The advanced generation of LIGO and VIRGO laser interferometers are due to come online in 2015 and 2016, respectively, so the pressure is on for the pulsar-timing community to make a detection soon, especially with a Nobel prize possibly up for grabs.
But the IPTA has other goals too, beyond just detecting gravitational waves – it is, for example, working on what’s called a pulsar-based timescale, which would involve seeing if it is possible to generate a measure of time using just pulsars. “That’s interesting because if there is anything specific about the Earth that affects how we measure time, then we’ll be able to check that,” says Stappers. But with a first detection will come another exciting possibility – that researchers can actually start doing gravitational-wave astronomy.

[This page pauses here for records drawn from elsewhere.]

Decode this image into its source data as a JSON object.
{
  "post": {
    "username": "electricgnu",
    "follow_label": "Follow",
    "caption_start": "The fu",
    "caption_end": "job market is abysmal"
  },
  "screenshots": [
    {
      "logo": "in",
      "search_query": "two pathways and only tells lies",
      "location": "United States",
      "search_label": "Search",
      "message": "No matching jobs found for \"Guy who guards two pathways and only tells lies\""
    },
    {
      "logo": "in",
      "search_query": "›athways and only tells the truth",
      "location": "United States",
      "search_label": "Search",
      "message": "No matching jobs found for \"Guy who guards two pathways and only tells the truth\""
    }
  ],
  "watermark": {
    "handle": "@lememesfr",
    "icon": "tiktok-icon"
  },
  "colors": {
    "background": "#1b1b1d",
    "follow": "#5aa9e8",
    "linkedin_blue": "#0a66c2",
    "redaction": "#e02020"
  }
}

As Sanidas puts it, “It’s gonna be a revolution.”
Box: Indirect evidence
Although gravitational waves have not yet been detected directly, indirect evidence of their existence has been around for decades. The first such evidence came following the discovery in 1974 by Russell Hulse and Joseph Taylor of the University of Massachusetts Amherst of a “binary” pulsar, consisting of a pulsar and a companion neutron star orbiting a common centre of mass. Their analysis of the pulsar’s orbit showed that it is gradually getting smaller as it emits energy in the form of gravitational waves, which won them the 1993 Nobel Prize for Physics. Last year, more indirect evidence came from the South Pole Telescope, which observed a subtle twist in the light that makes up the cosmic microwave background (CMB) – the radiation left over from the Big Bang that still permeates our universe. This twist indicates that gravitational waves were formed when the early universe is thought to have expanded very rapidly in the period known as “inflation”.

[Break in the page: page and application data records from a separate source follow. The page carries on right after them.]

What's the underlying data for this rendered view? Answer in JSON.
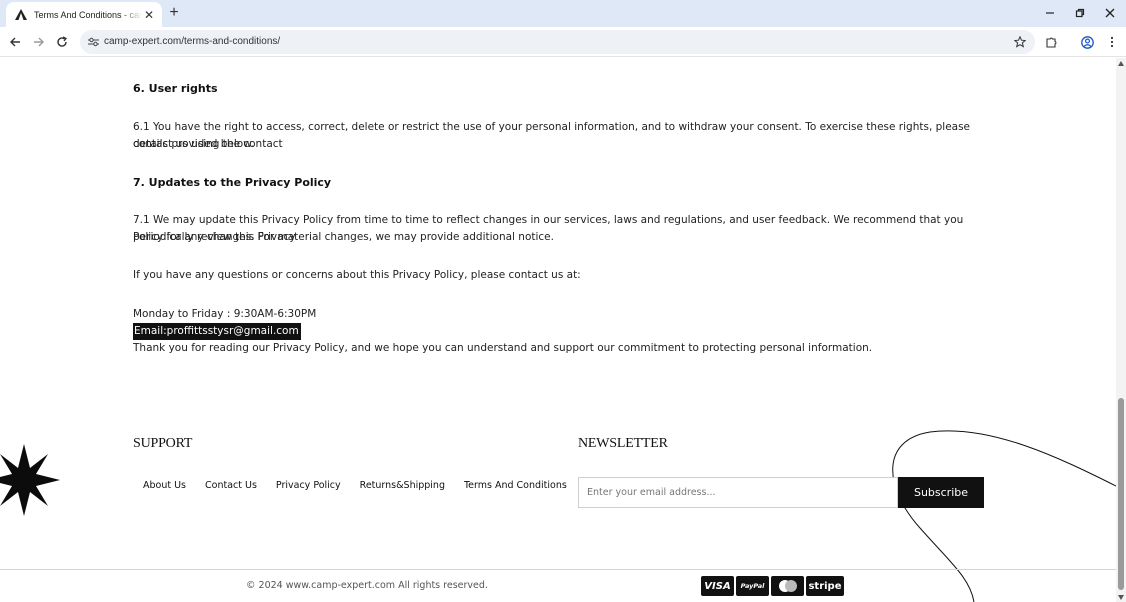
{
  "browser": {
    "tab_title": "Terms And Conditions - camp-expert",
    "url": "camp-expert.com/terms-and-conditions/",
    "new_tab_symbol": "+",
    "close_symbol": "✕"
  },
  "content": {
    "section6_heading": "6. User rights",
    "section6_p1_line1": "6.1 You have the right to access, correct, delete or restrict the use of your personal information, and to withdraw your consent. To exercise these rights, please contact us using the contact",
    "section6_p1_line2": "details provided below.",
    "section7_heading": "7. Updates to the Privacy Policy",
    "section7_p1_line1": "7.1 We may update this Privacy Policy from time to time to reflect changes in our services, laws and regulations, and user feedback. We recommend that you periodically review this Privacy",
    "section7_p1_line2": "Policy for any changes. For material changes, we may provide additional notice.",
    "contact_intro": "If you have any questions or concerns about this Privacy Policy, please contact us at:",
    "hours": "Monday to Friday : 9:30AM-6:30PM",
    "email": "Email:proffittsstysr@gmail.com",
    "closing": "Thank you for reading our Privacy Policy, and we hope you can understand and support our commitment to protecting personal information."
  },
  "footer": {
    "support_title": "SUPPORT",
    "links": [
      "About Us",
      "Contact Us",
      "Privacy Policy",
      "Returns&Shipping",
      "Terms And Conditions"
    ],
    "newsletter_title": "NEWSLETTER",
    "email_placeholder": "Enter your email address...",
    "subscribe_label": "Subscribe",
    "copyright": "© 2024 www.camp-expert.com All rights reserved.",
    "payments": [
      "VISA",
      "PayPal",
      "MasterCard",
      "stripe"
    ]
  },
  "icons": {
    "favicon": "tent-icon",
    "back": "back-arrow-icon",
    "forward": "forward-arrow-icon",
    "reload": "reload-icon",
    "site_info": "tune-icon",
    "bookmark": "star-icon",
    "extensions": "puzzle-icon",
    "profile": "profile-icon",
    "menu": "kebab-menu-icon"
  },
  "colors": {
    "tabbar_bg": "#dfe8f7",
    "accent_dark": "#111111",
    "subscribe_bg": "#111111"
  }
}
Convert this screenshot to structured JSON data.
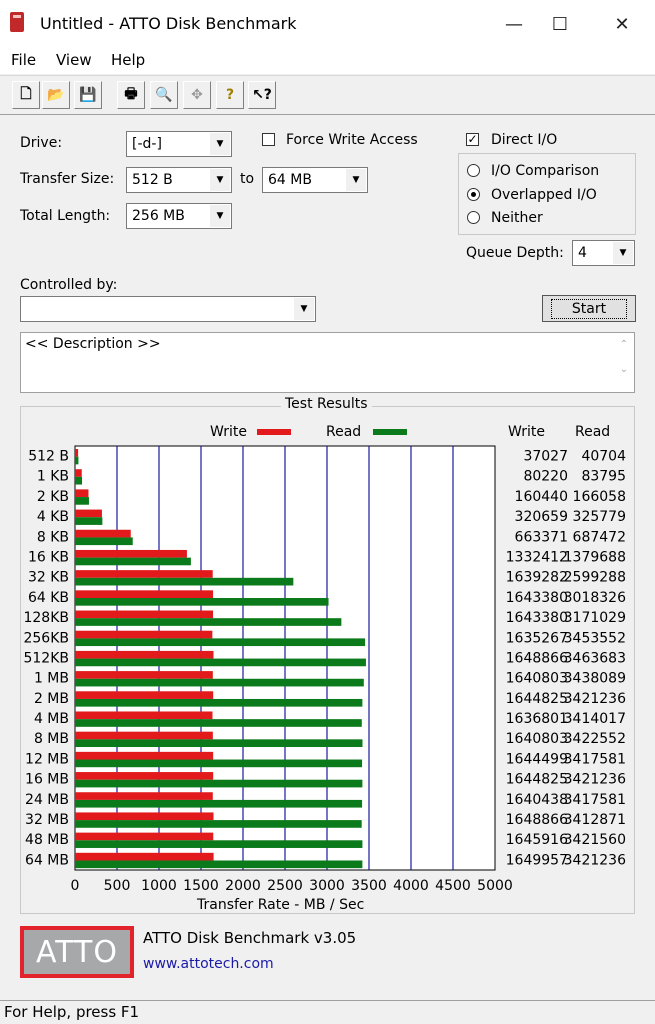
{
  "window": {
    "title": "Untitled - ATTO Disk Benchmark"
  },
  "menu": [
    "File",
    "View",
    "Help"
  ],
  "toolbar": {
    "icons": [
      "new-icon",
      "open-icon",
      "save-icon",
      "print-icon",
      "print-preview-icon",
      "move-icon",
      "help-icon",
      "context-help-icon"
    ]
  },
  "settings": {
    "drive_label": "Drive:",
    "drive_value": "[-d-]",
    "transfer_label": "Transfer Size:",
    "transfer_from": "512 B",
    "to_label": "to",
    "transfer_to": "64 MB",
    "total_label": "Total Length:",
    "total_value": "256 MB",
    "force_write_label": "Force Write Access",
    "force_write_checked": false,
    "direct_io_label": "Direct I/O",
    "direct_io_checked": true,
    "io_options": [
      "I/O Comparison",
      "Overlapped I/O",
      "Neither"
    ],
    "io_selected": "Overlapped I/O",
    "queue_label": "Queue Depth:",
    "queue_value": "4",
    "controlled_label": "Controlled by:",
    "controlled_value": "",
    "start_label": "Start",
    "description": "<< Description >>"
  },
  "results": {
    "frame_title": "Test Results",
    "write_legend": "Write",
    "read_legend": "Read",
    "write_col": "Write",
    "read_col": "Read",
    "colors": {
      "write": "#e31a1c",
      "read": "#0b7a1a",
      "grid": "#1a1aa0"
    }
  },
  "chart_data": {
    "type": "bar",
    "orientation": "horizontal",
    "categories": [
      "512 B",
      "1 KB",
      "2 KB",
      "4 KB",
      "8 KB",
      "16 KB",
      "32 KB",
      "64 KB",
      "128KB",
      "256KB",
      "512KB",
      "1 MB",
      "2 MB",
      "4 MB",
      "8 MB",
      "12 MB",
      "16 MB",
      "24 MB",
      "32 MB",
      "48 MB",
      "64 MB"
    ],
    "series": [
      {
        "name": "Write",
        "values": [
          37027,
          80220,
          160440,
          320659,
          663371,
          1332412,
          1639282,
          1643380,
          1643380,
          1635267,
          1648866,
          1640803,
          1644825,
          1636801,
          1640803,
          1644499,
          1644825,
          1640438,
          1648866,
          1645916,
          1649957
        ]
      },
      {
        "name": "Read",
        "values": [
          40704,
          83795,
          166058,
          325779,
          687472,
          1379688,
          2599288,
          3018326,
          3171029,
          3453552,
          3463683,
          3438089,
          3421236,
          3414017,
          3422552,
          3417581,
          3421236,
          3417581,
          3412871,
          3421560,
          3421236
        ]
      }
    ],
    "xlabel": "Transfer Rate - MB / Sec",
    "xlim": [
      0,
      5000
    ],
    "xticks": [
      "0",
      "500",
      "1000",
      "1500",
      "2000",
      "2500",
      "3000",
      "3500",
      "4000",
      "4500",
      "5000"
    ],
    "grid": true,
    "legend": "top"
  },
  "footer": {
    "logo_text": "ATTO",
    "product": "ATTO Disk Benchmark v3.05",
    "url": "www.attotech.com",
    "status": "For Help, press F1"
  }
}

In March this year, this finding was backed up by astronomers at the Background Imaging of Cosmic Extragalactic Polarization (BICEP2) telescope, also located at the South Pole, who announced that they had detected these primordial gravitational waves because they had seen the polarization signature these waves are expected to have left behind in the CMB. This result was published in Physical Review Letters in June (112 241101), but many in the cosmology community remained unconvinced because it did not agree completely with results from the Planck satellite – a space telescope that measures the CMB in detail. Shortly before Physics World went to press, the Planck collaboration released yet more results, which suggest that the entire BICEP2 signal is down to the team not having properly accounted for the effect of dust in our galaxy on the light they’re measuring, rather than to any signal from the early universe.
The BICEP2 results, which hit the headlines back in March, did not dampen the enthusiasm of the pulsar community, which is interested in studying gravitational waves that originate from a completely different source and sit in a different part of the gravitational-wave spectrum (see figure 1). In fact, Ben Stappers, a pulsar astronomer at the Jodrell Bank Observatory in Cheshire, UK, said that it made them even more excited. “The first evidence that gravitational waves existed came from the so-called Hulse–Taylor binary pulsar,” he says, “and here is possibly more evidence that gravitational waves are a reality, and so it just encourages us to speed up our ability to make a detection ourselves.”